• _What is required_:
Could you say how many lines below contain the word "CHÚNG"? Give the number with no other text.

Extracted data entries
────
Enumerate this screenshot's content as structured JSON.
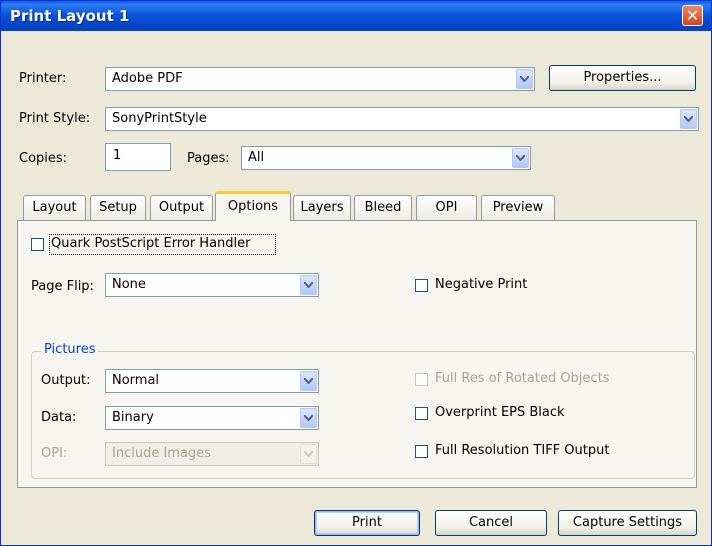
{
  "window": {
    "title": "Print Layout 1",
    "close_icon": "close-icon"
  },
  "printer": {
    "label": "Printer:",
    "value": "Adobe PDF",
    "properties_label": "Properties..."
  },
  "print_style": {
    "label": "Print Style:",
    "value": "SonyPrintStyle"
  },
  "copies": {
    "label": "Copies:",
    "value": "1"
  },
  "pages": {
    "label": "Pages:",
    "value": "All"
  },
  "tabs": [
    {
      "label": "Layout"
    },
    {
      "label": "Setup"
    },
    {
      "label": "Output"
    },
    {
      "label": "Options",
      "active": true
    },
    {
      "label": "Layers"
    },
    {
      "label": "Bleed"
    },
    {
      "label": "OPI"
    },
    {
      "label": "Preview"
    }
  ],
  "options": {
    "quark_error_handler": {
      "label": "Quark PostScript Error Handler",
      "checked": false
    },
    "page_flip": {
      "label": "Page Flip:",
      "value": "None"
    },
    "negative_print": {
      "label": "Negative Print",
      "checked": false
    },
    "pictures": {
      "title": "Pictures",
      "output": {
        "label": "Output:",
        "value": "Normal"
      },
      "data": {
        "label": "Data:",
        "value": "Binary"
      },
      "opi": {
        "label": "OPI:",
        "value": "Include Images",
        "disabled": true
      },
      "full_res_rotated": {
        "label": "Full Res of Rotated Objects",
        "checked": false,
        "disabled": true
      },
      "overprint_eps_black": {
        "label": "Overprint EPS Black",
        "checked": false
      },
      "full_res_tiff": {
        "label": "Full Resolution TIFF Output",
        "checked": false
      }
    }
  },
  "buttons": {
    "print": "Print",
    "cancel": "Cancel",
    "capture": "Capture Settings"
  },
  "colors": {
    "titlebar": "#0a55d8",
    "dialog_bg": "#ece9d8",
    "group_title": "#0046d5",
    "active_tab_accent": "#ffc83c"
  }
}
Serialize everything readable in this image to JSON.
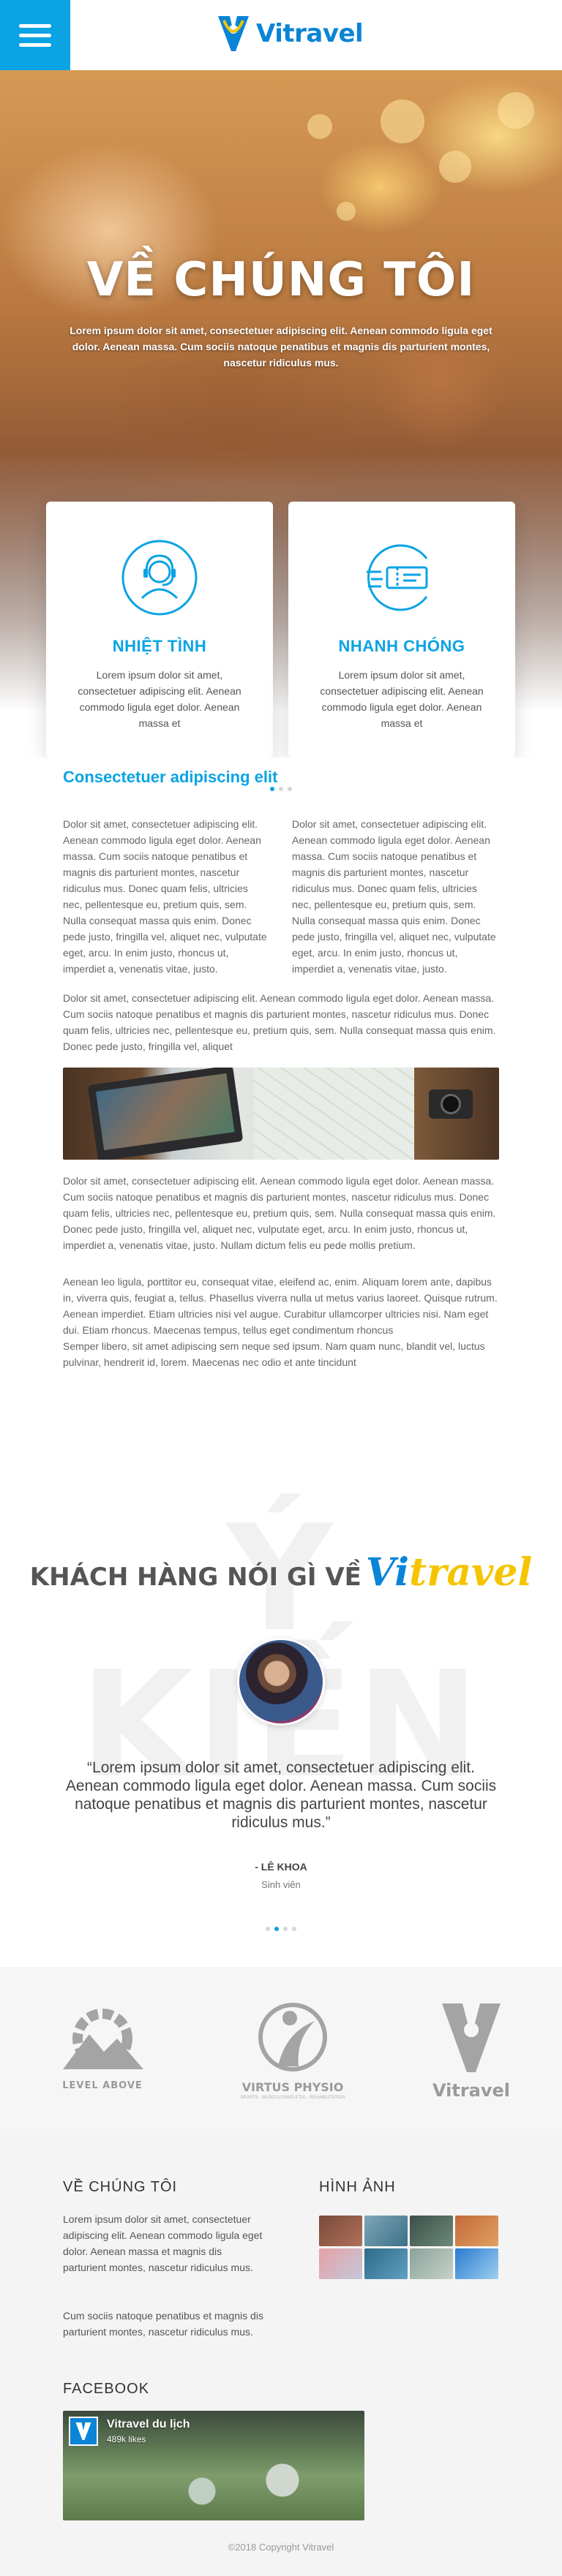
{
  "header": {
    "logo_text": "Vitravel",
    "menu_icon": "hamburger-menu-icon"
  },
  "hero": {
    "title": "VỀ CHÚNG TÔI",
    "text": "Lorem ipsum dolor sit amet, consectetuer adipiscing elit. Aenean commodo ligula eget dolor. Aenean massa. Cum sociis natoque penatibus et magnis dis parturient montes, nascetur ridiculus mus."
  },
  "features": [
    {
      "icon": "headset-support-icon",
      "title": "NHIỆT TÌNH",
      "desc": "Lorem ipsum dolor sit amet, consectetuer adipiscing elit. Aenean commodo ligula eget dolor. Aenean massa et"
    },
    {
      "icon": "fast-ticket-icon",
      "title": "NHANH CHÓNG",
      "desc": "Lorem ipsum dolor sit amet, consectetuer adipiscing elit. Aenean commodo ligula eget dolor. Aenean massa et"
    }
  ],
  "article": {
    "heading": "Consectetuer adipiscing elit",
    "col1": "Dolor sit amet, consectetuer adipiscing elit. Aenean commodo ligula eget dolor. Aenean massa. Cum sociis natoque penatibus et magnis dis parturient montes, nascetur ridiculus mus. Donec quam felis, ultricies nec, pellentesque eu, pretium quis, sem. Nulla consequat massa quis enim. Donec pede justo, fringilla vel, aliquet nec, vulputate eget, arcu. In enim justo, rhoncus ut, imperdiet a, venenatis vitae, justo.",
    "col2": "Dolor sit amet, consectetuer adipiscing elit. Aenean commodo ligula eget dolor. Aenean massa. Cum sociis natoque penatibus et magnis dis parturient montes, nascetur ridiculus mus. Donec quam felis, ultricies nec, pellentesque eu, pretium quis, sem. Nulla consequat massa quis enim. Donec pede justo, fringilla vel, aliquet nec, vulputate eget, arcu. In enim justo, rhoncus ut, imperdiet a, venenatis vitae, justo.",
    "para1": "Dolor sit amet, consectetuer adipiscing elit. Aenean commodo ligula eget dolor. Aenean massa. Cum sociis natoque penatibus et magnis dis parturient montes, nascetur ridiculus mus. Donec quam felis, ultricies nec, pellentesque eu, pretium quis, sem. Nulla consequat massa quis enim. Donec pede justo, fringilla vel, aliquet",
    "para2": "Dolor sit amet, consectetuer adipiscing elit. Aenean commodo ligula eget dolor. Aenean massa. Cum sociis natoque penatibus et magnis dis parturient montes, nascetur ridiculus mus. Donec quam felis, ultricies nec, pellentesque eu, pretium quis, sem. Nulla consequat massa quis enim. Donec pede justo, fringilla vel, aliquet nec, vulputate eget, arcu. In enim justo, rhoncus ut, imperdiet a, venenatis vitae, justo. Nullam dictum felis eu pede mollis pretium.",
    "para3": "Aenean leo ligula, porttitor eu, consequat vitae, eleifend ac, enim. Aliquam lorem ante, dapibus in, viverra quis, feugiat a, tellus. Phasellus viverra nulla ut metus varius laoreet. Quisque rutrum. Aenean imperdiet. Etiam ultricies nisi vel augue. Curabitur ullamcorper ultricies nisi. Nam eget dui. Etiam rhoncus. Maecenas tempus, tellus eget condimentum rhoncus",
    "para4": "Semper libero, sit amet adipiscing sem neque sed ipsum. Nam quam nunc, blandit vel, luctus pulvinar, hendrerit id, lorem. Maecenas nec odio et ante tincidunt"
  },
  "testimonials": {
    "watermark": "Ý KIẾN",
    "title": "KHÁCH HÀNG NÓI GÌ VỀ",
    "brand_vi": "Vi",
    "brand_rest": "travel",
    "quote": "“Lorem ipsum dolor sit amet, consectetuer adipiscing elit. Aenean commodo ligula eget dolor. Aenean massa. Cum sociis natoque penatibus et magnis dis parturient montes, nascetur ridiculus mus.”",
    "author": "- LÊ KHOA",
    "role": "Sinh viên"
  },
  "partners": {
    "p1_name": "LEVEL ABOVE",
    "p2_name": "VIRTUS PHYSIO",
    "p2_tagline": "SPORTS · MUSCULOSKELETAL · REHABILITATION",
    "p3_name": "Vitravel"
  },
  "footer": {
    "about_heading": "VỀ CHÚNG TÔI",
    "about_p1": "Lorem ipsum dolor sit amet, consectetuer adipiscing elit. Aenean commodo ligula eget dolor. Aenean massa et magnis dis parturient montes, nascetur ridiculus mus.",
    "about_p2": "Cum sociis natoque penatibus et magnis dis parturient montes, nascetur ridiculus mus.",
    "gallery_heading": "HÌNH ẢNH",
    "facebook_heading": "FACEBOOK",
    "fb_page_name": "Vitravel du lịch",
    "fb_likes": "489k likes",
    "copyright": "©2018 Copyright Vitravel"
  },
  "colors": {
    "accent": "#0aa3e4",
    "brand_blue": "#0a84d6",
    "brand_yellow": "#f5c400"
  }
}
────
• _Task output_:
2